Sometimes its useful to know what environment variables cron has to debug/troubleshoot something.
There used to be a page that had some nifty info on how to do this but it has gone offline. There’s a Wayback Machine link here buts its slow so I’m going to reproduce it here for convenience.
This is the scenario: you want to set a cron job and the script you want to use runs correctly when called from the command line, but when you run the same script with crontab, it does not work.
More than likely, this problem is caused by the default shell environment variables setup by crontab. Cron supplies a default (bare) environment for every shell:
HOME=user's-home-directory LOGNAME=user's-login-id PATH=/usr/bin:/usr/sbin:. SHELL=/usr/bin/sh
Here are a few solutions:
- Explicitly enter the needed environment variables.
- Load your .profile in the crontab or in the script called by crontab.
- Use the absolute path for every command run in the script.
Here is a simple test to know exactly what variables are different, or even missing, in the crontab environment:
From the shell prompt, enter:
$ env > /tmp/myenv.log
Then set a cron job to do the same from the crontab.
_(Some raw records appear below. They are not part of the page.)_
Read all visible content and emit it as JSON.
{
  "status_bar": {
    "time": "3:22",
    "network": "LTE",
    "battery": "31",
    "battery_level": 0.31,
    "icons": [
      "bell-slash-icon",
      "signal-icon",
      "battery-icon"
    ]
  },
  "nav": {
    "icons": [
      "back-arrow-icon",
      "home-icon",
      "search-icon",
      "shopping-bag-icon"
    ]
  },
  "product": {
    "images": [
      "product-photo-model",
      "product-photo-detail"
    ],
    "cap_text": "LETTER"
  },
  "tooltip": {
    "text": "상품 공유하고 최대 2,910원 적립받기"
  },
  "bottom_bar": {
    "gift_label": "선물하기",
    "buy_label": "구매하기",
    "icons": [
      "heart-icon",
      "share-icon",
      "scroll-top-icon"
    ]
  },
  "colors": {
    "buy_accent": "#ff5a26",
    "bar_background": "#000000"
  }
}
$crontab -e * * * * * env > /tmp/crontabenv.log :wq
This line in the crontab will execute every minute, and store the environment variables in /tmp/crontabenv.log . diff both files to find the differences.
For more info about how to edit and use the crontab do: $man crontab